Odaiba is a man-made island out in Tokyo Bay, and it’s home to the kind of experiences you’ll definitely tell your friends about when you get home. There are great things to see at just about every station.
AOMI STATION/TOKYO TELEPORT STATION
If you see nothing else in Tokyo, go see the Borderless Digital Museum:
This museum is truly the only one of its kind in the world. It’s a constantly morphing and changing digital environment, including an interactive waterfall, and artwork that wanders throughout the museum. You can walk through a pulsing and shimmering crystal LED maze, immerse yourself in a room filled with floating lanterns, and if you’ve got kids, there is a whole floor of playspace with a fantastic trampoline, giant light-changing bouncy spheres, and play structures. Lots more photos and info on how to get tickets here.
Palette Town is just another shopping mall (although they do have a pet store with outrageously expensive puppies and kittens, and a Village Vanguard store) but the Venusfort shopping mall is kind of entertaining because it’s an exact replica of the shopping arcade at Caesar’s Palace in Las Vegas, right down to the changing daylight inside. How weird is that?
And we can’t leave before paying a visit to the five-story-tall giant Gundam robot in front of the DiverCity shopping mall.
Let’s make a stop at The National Museum of Emerging Science and Innovation (better known as the Miraikan) to play with all the technologies that Japan excels at: robots, virtual reality, interesting manufacturing stuff, and a giant mechanical model of the internet.
It’s their special exhibits I love the most, though.
Check to see what’s happening here.
Next, let’s cross the road to the Oedo Onsen. It’s an only-in-Japan indoor theme park, built just like an Edo-era (samurai times) hot spring resort town. We’ll change into our yukatas (thin cotton kimono), then meet up in the town square before going to the bath areas (separate for men and women), where we’ll jump into all the different hot spring baths. Afterwards, we can meet up again in the outside courtyard for a walk through the flowing foot bath stream. There’s even a hut with a pool where we can get a therapy fish pedicure.
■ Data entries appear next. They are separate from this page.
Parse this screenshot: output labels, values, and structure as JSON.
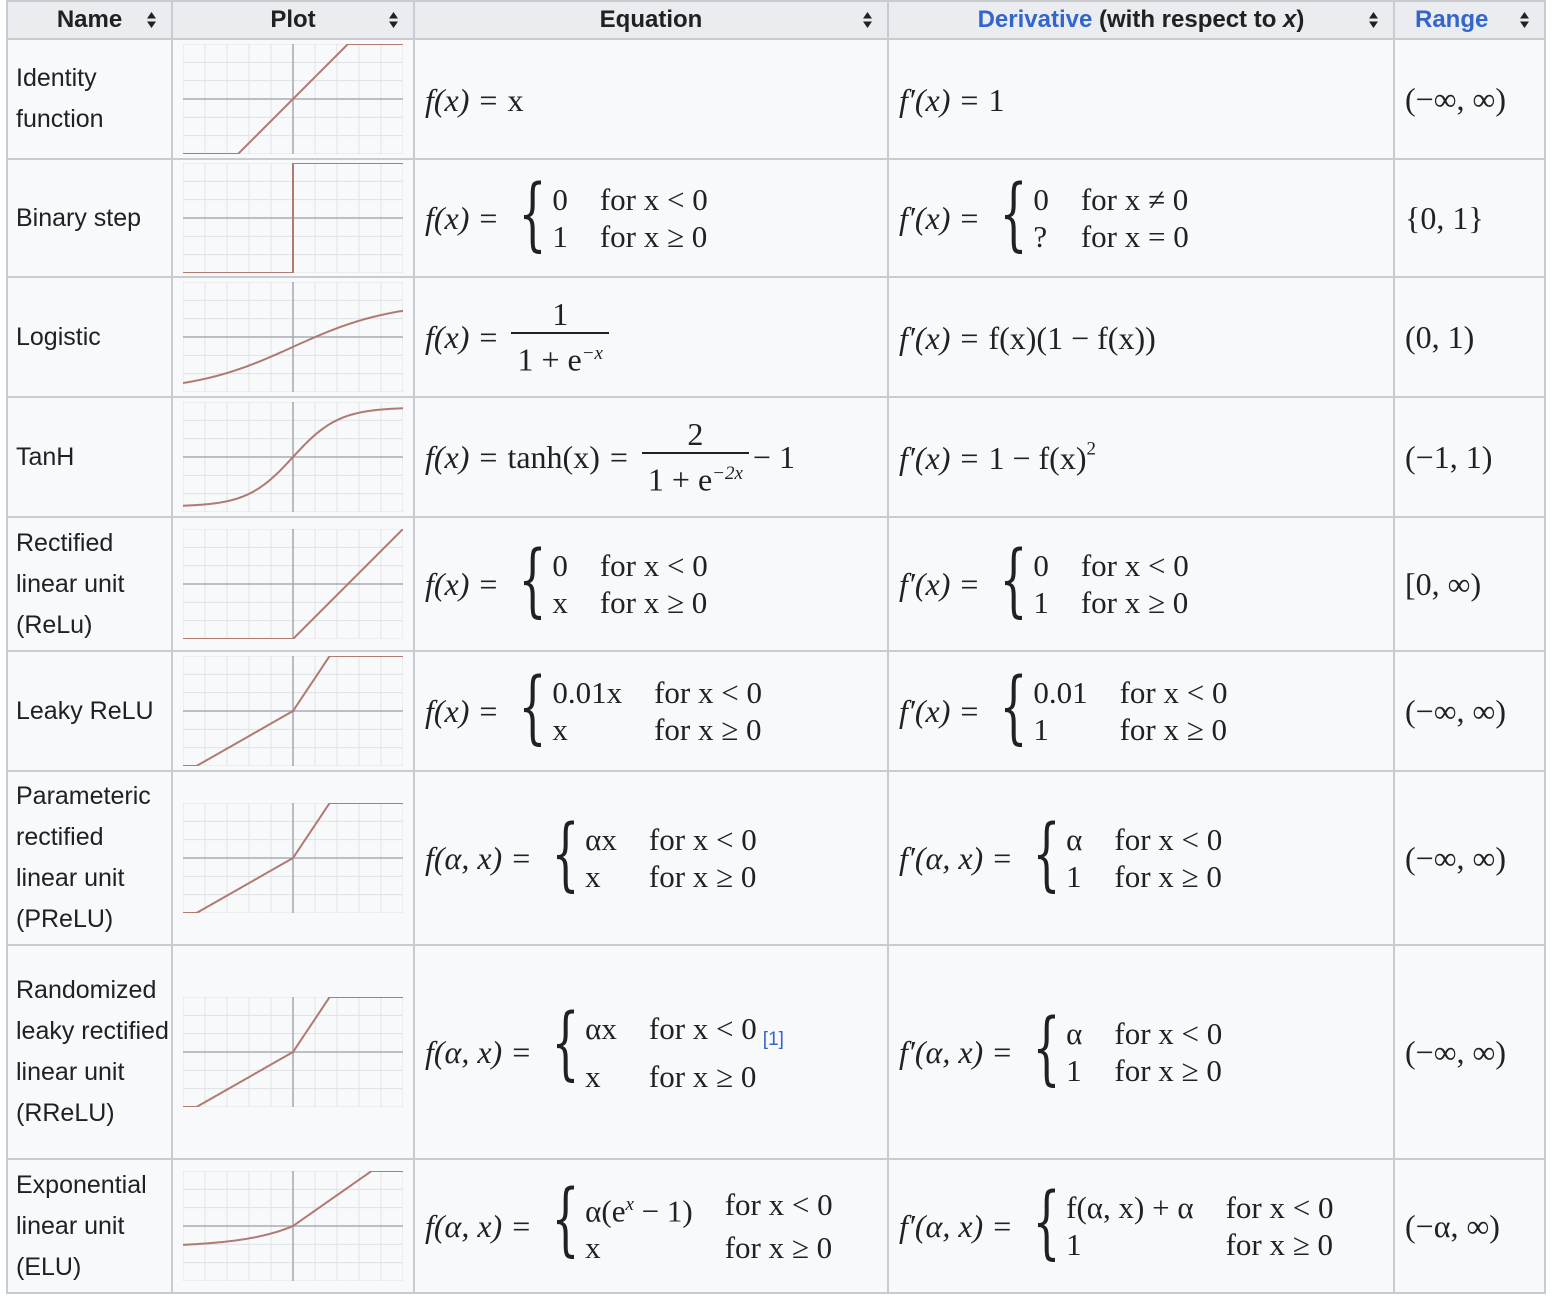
{
  "header": {
    "name": "Name",
    "plot": "Plot",
    "equation": "Equation",
    "derivative_link": "Derivative",
    "derivative_rest": " (with respect to ",
    "derivative_var": "x",
    "derivative_close": ")",
    "range": "Range"
  },
  "colors": {
    "link": "#3366cc",
    "curve": "#b07a72",
    "grid": "#dfe2e6",
    "axis": "#a8acb3",
    "header_bg": "#eaecf0",
    "cell_bg": "#f8f9fa"
  },
  "ref": "[1]",
  "rows": [
    {
      "name": "Identity function",
      "plot": "identity",
      "equation": {
        "lhs": "f(x)",
        "rhs": "x"
      },
      "derivative": {
        "lhs": "f′(x)",
        "rhs": "1"
      },
      "range": "(−∞, ∞)"
    },
    {
      "name": "Binary step",
      "plot": "binary-step",
      "equation": {
        "lhs": "f(x)",
        "cases": [
          [
            "0",
            "for x < 0"
          ],
          [
            "1",
            "for x ≥ 0"
          ]
        ]
      },
      "derivative": {
        "lhs": "f′(x)",
        "cases": [
          [
            "0",
            "for x ≠ 0"
          ],
          [
            "?",
            "for x = 0"
          ]
        ]
      },
      "range": "{0, 1}"
    },
    {
      "name": "Logistic",
      "plot": "logistic",
      "equation": {
        "lhs": "f(x)",
        "num": "1",
        "den": "1 + e",
        "den_sup": "−x"
      },
      "derivative": {
        "lhs": "f′(x)",
        "rhs": "f(x)(1 − f(x))"
      },
      "range": "(0, 1)"
    },
    {
      "name": "TanH",
      "plot": "tanh",
      "equation": {
        "lhs": "f(x)",
        "mid": "tanh(x)",
        "num": "2",
        "den": "1 + e",
        "den_sup": "−2x",
        "trail": "− 1"
      },
      "derivative": {
        "lhs": "f′(x)",
        "rhs": "1 − f(x)",
        "rhs_sup": "2"
      },
      "range": "(−1, 1)"
    },
    {
      "name": "Rectified linear unit (ReLu)",
      "plot": "relu",
      "equation": {
        "lhs": "f(x)",
        "cases": [
          [
            "0",
            "for x < 0"
          ],
          [
            "x",
            "for x ≥ 0"
          ]
        ]
      },
      "derivative": {
        "lhs": "f′(x)",
        "cases": [
          [
            "0",
            "for x < 0"
          ],
          [
            "1",
            "for x ≥ 0"
          ]
        ]
      },
      "range": "[0, ∞)"
    },
    {
      "name": "Leaky ReLU",
      "plot": "leaky",
      "equation": {
        "lhs": "f(x)",
        "cases": [
          [
            "0.01x",
            "for x < 0"
          ],
          [
            "x",
            "for x ≥ 0"
          ]
        ]
      },
      "derivative": {
        "lhs": "f′(x)",
        "cases": [
          [
            "0.01",
            "for x < 0"
          ],
          [
            "1",
            "for x ≥ 0"
          ]
        ]
      },
      "range": "(−∞, ∞)"
    },
    {
      "name": "Parameteric rectified linear unit (PReLU)",
      "plot": "prelu",
      "equation": {
        "lhs": "f(α, x)",
        "cases": [
          [
            "αx",
            "for x < 0"
          ],
          [
            "x",
            "for x ≥ 0"
          ]
        ]
      },
      "derivative": {
        "lhs": "f′(α, x)",
        "cases": [
          [
            "α",
            "for x < 0"
          ],
          [
            "1",
            "for x ≥ 0"
          ]
        ]
      },
      "range": "(−∞, ∞)"
    },
    {
      "name": "Randomized leaky rectified linear unit (RReLU)",
      "plot": "rrelu",
      "equation": {
        "lhs": "f(α, x)",
        "cases": [
          [
            "αx",
            "for x < 0"
          ],
          [
            "x",
            "for x ≥ 0"
          ]
        ]
      },
      "derivative": {
        "lhs": "f′(α, x)",
        "cases": [
          [
            "α",
            "for x < 0"
          ],
          [
            "1",
            "for x ≥ 0"
          ]
        ]
      },
      "range": "(−∞, ∞)"
    },
    {
      "name": "Exponential linear unit (ELU)",
      "plot": "elu",
      "equation": {
        "lhs": "f(α, x)",
        "cases": [
          [
            "α(e",
            "for x < 0"
          ],
          [
            "x",
            "for x ≥ 0"
          ]
        ],
        "first_sup": "x",
        "first_tail": " − 1)"
      },
      "derivative": {
        "lhs": "f′(α, x)",
        "cases": [
          [
            "f(α, x) + α",
            "for x < 0"
          ],
          [
            "1",
            "for x ≥ 0"
          ]
        ]
      },
      "range": "(−α, ∞)"
    }
  ]
}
ODAIBA KAIHIN-KOEN STATION
First, let’s stop at The Trick Art Museum. It has 45 different scenes designed so you can pose in them and take pictures doing incredible feats.
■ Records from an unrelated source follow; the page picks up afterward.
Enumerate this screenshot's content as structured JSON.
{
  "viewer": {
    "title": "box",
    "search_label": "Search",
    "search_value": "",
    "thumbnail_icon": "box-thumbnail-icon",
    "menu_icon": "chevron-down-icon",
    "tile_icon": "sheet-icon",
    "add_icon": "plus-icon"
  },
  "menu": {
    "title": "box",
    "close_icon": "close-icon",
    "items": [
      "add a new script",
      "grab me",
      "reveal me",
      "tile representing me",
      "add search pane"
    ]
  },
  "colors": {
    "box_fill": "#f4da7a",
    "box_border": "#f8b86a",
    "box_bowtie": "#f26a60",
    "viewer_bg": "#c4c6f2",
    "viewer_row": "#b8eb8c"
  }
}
Then let’s go upstairs and stop by the Sony Explorascience Museum. It has lots of entertaining light and sound exhibits to play with, then I will totally beat you at Smile Fight.
Then, if we’ve bgot a kid or two, let’s go to Tokyo Legoland. It’s got models of all my favorite Tokyo neighborhoods (built of Legos, of course!), and as the lighting cycles through 24 hours, the cars roaming the streets turn on their headlights and the buildings light up. They’ve even sneaked in a few fun surprises, like a button that makes Godzilla pop up out of a Shibuya skyscraper and a baseball stadium that’s actually a pinball game you can play. (Note: Adults aren’t allowed to go into Legoland without a kid, so be sure you recruit one before you try to buy a ticket.) Anyone can go in the store, though, which has awesome Lego-themed merchandise like Minfig popsicle molds.
On the lower level of the Sea Side Mall building is Joypolis, an indoor amusement park/arcade with lots of virtual reality rides.
Hungry yet? Restaurants are on the 5th & 6th floors, and the ones on the Tokyo side have great views.
When it’s time to leave, if we’re feeling energetic, we can walk across the Rainbow Bridge to Tamachi Station and see the amazing views of Odaiba and the Tokyo skyline along the way (takes about half an hour).
Or if we don’t feel like walking, we can take the monorail from Shinbashi station. It loops out over the bay, and we’ll get a great view of the island.
Read a novel set in Tokyo